▶ _AVAILABLE DATA_
__________________________________________________

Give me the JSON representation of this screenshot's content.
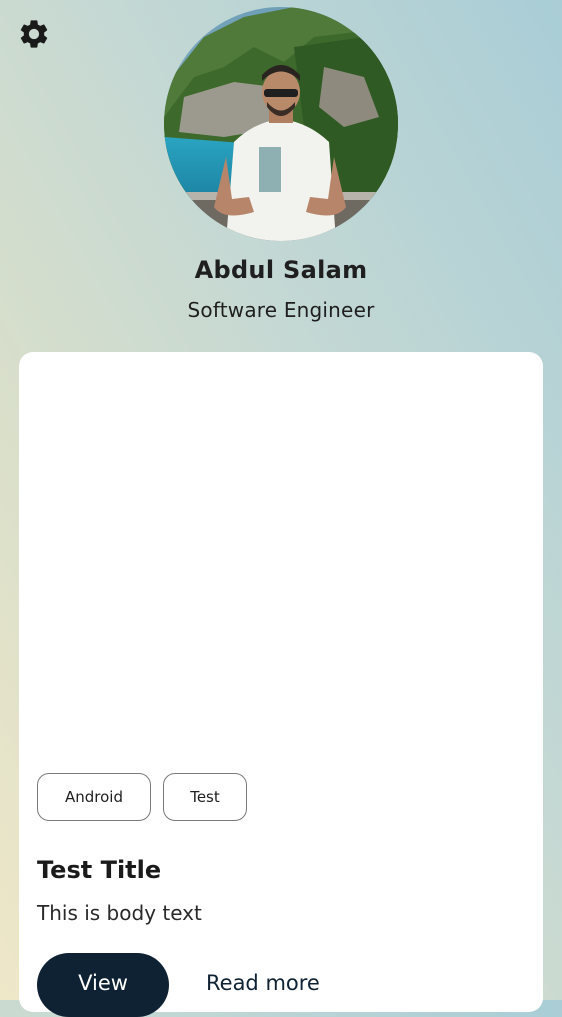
{
  "header": {
    "settings_icon": "gear-icon"
  },
  "profile": {
    "avatar_icon": "profile-photo",
    "name": "Abdul Salam",
    "role": "Software Engineer"
  },
  "card": {
    "chips": [
      {
        "label": "Android"
      },
      {
        "label": "Test"
      }
    ],
    "title": "Test Title",
    "body": "This is body text",
    "primary_button_label": "View",
    "secondary_link_label": "Read more"
  },
  "colors": {
    "primary": "#0e2233",
    "card_background": "#ffffff",
    "chip_border": "#7a7a7a"
  }
}
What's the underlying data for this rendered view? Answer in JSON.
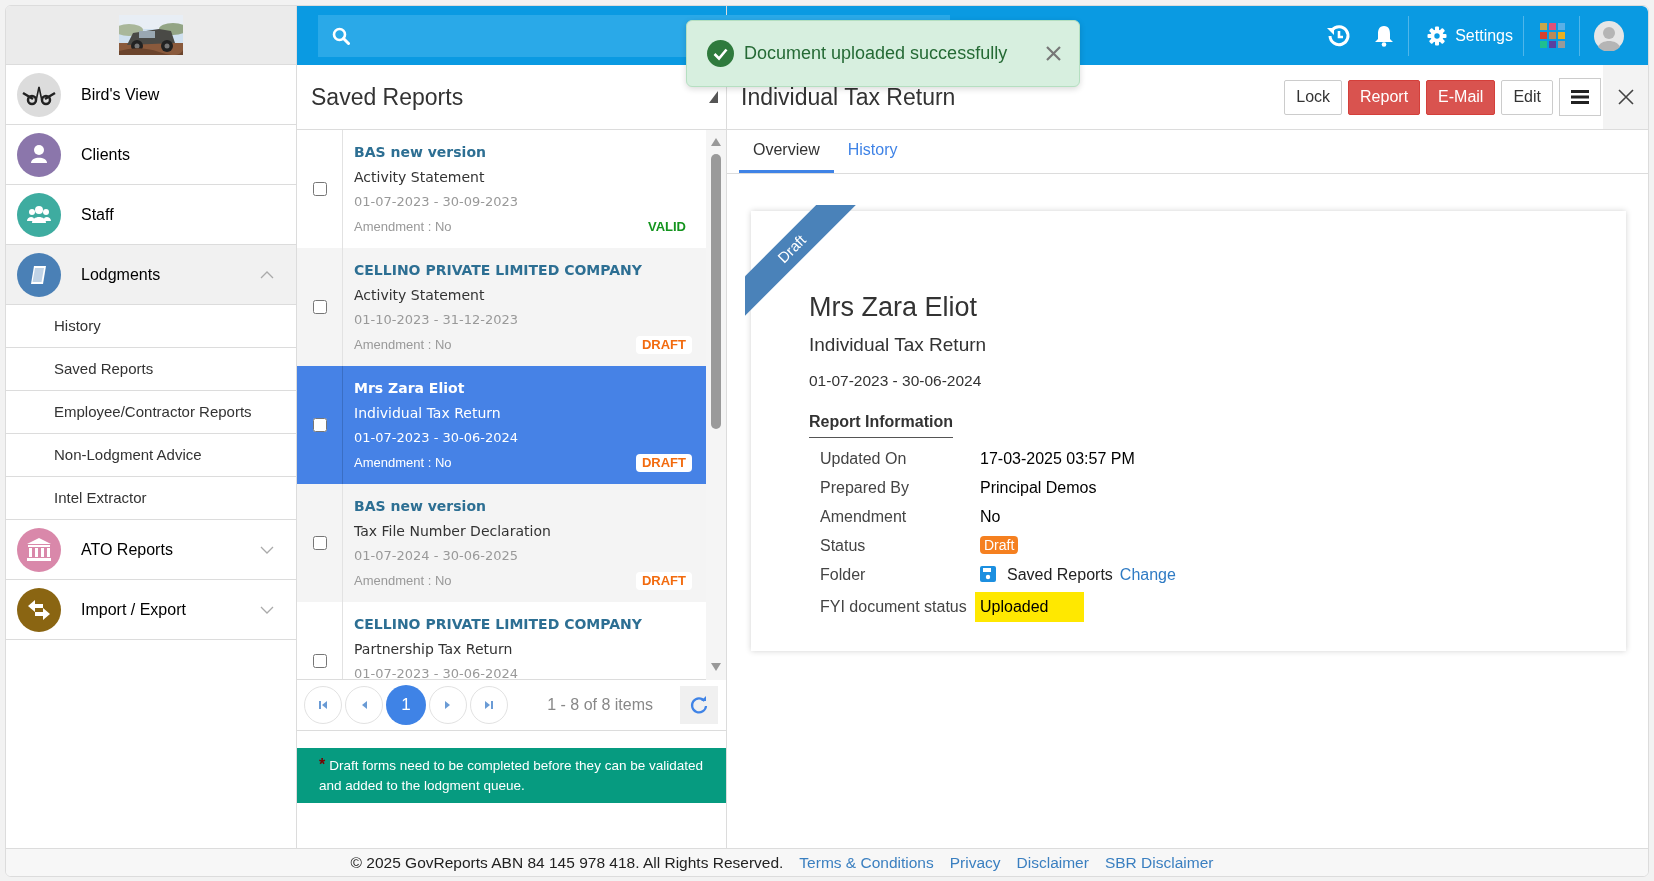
{
  "top_bar": {
    "settings_label": "Settings"
  },
  "toast": {
    "message": "Document uploaded successfully"
  },
  "sidebar": {
    "items": [
      {
        "label": "Bird's View",
        "kind": "link",
        "expanded": false
      },
      {
        "label": "Clients",
        "kind": "link",
        "expanded": false
      },
      {
        "label": "Staff",
        "kind": "link",
        "expanded": false
      },
      {
        "label": "Lodgments",
        "kind": "group",
        "expanded": true,
        "children": [
          {
            "label": "History"
          },
          {
            "label": "Saved Reports"
          },
          {
            "label": "Employee/Contractor Reports"
          },
          {
            "label": "Non-Lodgment Advice"
          },
          {
            "label": "Intel Extractor"
          }
        ]
      },
      {
        "label": "ATO Reports",
        "kind": "group",
        "expanded": false
      },
      {
        "label": "Import / Export",
        "kind": "group",
        "expanded": false
      }
    ]
  },
  "list": {
    "title": "Saved Reports",
    "items": [
      {
        "name": "BAS new version",
        "form": "Activity Statement",
        "period": "01-07-2023 - 30-09-2023",
        "amendment": "Amendment : No",
        "status": "VALID",
        "color": "#14941e",
        "selected": false,
        "checked": false
      },
      {
        "name": "CELLINO PRIVATE LIMITED COMPANY",
        "form": "Activity Statement",
        "period": "01-10-2023 - 31-12-2023",
        "amendment": "Amendment : No",
        "status": "DRAFT",
        "color": "#f26b0f",
        "selected": false,
        "checked": false
      },
      {
        "name": "Mrs Zara Eliot",
        "form": "Individual Tax Return",
        "period": "01-07-2023 - 30-06-2024",
        "amendment": "Amendment : No",
        "status": "DRAFT",
        "color": "#f26b0f",
        "selected": true,
        "checked": false
      },
      {
        "name": "BAS new version",
        "form": "Tax File Number Declaration",
        "period": "01-07-2024 - 30-06-2025",
        "amendment": "Amendment : No",
        "status": "DRAFT",
        "color": "#f26b0f",
        "selected": false,
        "checked": false
      },
      {
        "name": "CELLINO PRIVATE LIMITED COMPANY",
        "form": "Partnership Tax Return",
        "period": "01-07-2023 - 30-06-2024",
        "selected": false,
        "checked": false
      }
    ],
    "pagination": {
      "page": "1",
      "summary": "1 - 8 of 8 items"
    },
    "note_mark": "*",
    "note": "Draft forms need to be completed before they can be validated and added to the lodgment queue."
  },
  "detail": {
    "title": "Individual Tax Return",
    "buttons": [
      {
        "label": "Lock",
        "kind": "default"
      },
      {
        "label": "Report",
        "kind": "danger"
      },
      {
        "label": "E-Mail",
        "kind": "danger"
      },
      {
        "label": "Edit",
        "kind": "default"
      }
    ],
    "tabs": [
      {
        "label": "Overview",
        "selected": true
      },
      {
        "label": "History",
        "selected": false
      }
    ],
    "card": {
      "ribbon": "Draft",
      "name": "Mrs Zara Eliot",
      "form": "Individual Tax Return",
      "period": "01-07-2023 - 30-06-2024",
      "section": "Report Information",
      "fields": [
        {
          "label": "Updated On",
          "value": "17-03-2025 03:57 PM",
          "kind": "text"
        },
        {
          "label": "Prepared By",
          "value": "Principal Demos",
          "kind": "text"
        },
        {
          "label": "Amendment",
          "value": "No",
          "kind": "text"
        },
        {
          "label": "Status",
          "value": "Draft",
          "kind": "badge"
        },
        {
          "label": "Folder",
          "value": "Saved Reports",
          "link": "Change",
          "kind": "folder"
        },
        {
          "label": "FYI document status",
          "value": "Uploaded",
          "kind": "highlight"
        }
      ]
    }
  },
  "footer": {
    "copyright": "© 2025 GovReports ABN 84 145 978 418. All Rights Reserved.",
    "links": [
      "Terms & Conditions",
      "Privacy",
      "Disclaimer",
      "SBR Disclaimer"
    ]
  }
}
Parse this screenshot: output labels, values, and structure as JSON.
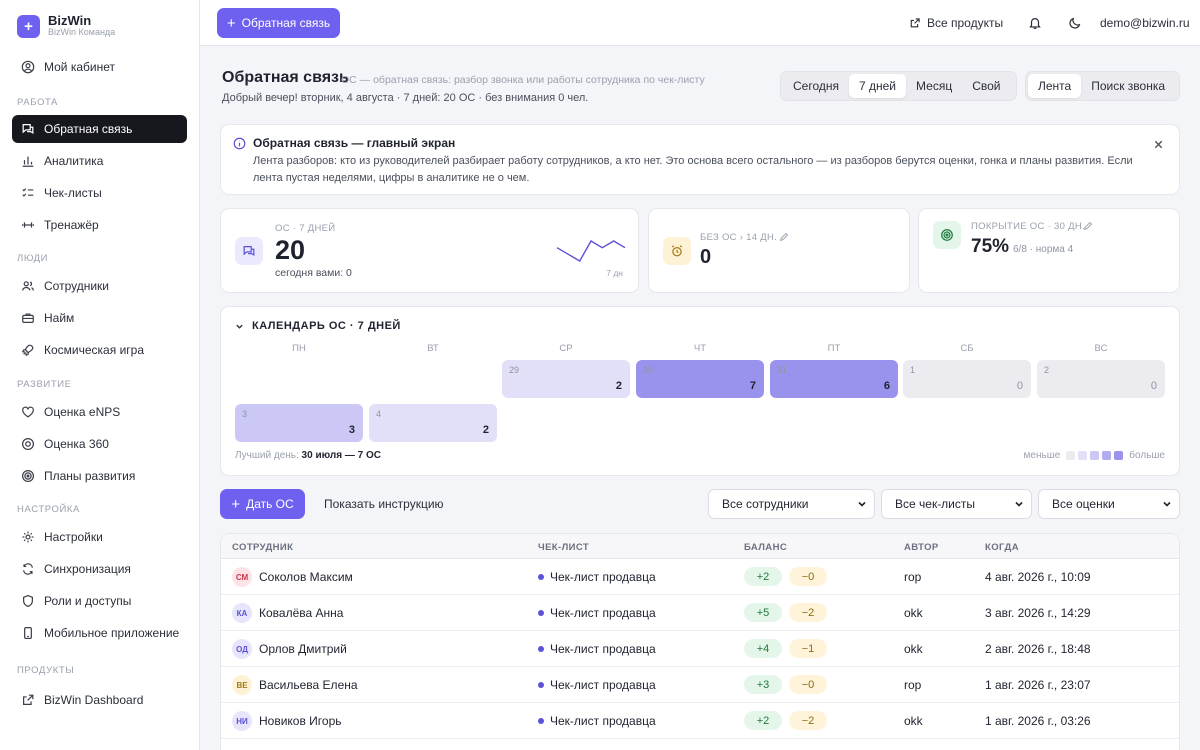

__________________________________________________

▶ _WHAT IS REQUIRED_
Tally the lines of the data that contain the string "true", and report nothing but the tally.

▶ _EXPECTED ANSWER_
3